I still maintain that this team is slightly overrated. Magic Johnson hadn’t played organized basketball for more than a year, and Larry Bird retired after the Olympics because his back was causing him so many problems.
Still, this team possessed the best asset possible—Michael Jordan in his prime. And he was surrounded by 10 Hall of Famers, nine of whom were also named to the NBA’s 50 Greatest Players list that was compiled in 1996.
And besides Johnson and Bird, all of those guys were smack-dab right in the middle of their primes.
If it wasn’t for this team, the NBA wouldn’t be the same. We might not have the same international stars like Pau Gasol and Manu Ginobili, who has admitted watching the Dream Team made him want to become an NBA player.

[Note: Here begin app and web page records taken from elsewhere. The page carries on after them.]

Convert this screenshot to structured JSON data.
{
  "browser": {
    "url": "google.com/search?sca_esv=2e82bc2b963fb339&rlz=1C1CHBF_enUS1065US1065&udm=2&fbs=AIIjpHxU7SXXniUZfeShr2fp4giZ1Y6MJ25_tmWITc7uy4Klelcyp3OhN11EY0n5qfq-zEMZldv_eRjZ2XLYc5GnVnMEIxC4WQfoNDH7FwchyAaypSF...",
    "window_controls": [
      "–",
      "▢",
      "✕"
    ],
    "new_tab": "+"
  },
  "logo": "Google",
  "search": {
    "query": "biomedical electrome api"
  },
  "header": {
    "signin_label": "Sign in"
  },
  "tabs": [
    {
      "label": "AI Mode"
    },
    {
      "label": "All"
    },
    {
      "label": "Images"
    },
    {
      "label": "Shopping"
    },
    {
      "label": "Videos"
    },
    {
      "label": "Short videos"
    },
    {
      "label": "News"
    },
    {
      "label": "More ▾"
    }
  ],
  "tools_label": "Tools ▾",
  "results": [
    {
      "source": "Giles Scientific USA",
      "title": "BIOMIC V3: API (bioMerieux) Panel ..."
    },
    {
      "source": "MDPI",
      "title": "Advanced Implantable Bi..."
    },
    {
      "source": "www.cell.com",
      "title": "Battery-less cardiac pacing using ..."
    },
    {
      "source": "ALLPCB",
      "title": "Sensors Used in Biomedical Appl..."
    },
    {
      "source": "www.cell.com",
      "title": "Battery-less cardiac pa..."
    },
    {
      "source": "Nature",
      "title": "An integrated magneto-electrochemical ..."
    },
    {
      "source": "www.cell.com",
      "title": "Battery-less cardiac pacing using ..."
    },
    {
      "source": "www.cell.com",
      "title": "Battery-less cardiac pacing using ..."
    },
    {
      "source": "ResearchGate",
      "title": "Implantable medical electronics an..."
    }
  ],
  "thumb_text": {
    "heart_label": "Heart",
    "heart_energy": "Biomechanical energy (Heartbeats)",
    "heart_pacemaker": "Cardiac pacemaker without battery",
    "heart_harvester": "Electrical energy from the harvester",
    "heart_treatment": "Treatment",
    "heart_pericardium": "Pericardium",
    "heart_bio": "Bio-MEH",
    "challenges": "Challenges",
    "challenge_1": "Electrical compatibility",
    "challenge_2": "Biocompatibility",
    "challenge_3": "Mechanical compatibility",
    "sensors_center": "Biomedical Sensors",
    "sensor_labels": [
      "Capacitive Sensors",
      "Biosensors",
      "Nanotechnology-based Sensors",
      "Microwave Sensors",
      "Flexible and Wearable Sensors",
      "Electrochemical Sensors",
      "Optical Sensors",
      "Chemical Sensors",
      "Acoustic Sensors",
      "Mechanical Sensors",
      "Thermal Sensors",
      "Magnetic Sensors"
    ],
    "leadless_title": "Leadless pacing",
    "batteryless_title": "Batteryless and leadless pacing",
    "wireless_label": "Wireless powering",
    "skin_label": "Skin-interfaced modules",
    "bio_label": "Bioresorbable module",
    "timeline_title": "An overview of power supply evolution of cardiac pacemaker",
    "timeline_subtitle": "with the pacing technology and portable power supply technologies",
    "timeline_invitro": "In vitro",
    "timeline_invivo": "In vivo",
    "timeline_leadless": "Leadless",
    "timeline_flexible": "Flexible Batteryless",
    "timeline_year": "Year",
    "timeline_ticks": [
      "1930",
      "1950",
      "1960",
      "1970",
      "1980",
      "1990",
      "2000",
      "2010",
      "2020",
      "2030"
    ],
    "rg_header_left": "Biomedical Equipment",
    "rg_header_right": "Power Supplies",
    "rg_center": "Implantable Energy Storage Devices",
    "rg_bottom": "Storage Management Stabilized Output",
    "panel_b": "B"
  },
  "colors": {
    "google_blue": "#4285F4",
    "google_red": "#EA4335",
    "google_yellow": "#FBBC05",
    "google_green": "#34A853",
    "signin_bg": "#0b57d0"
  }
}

Not only is the Dream Team probably the best team ever assembled, it’s one of the most influential.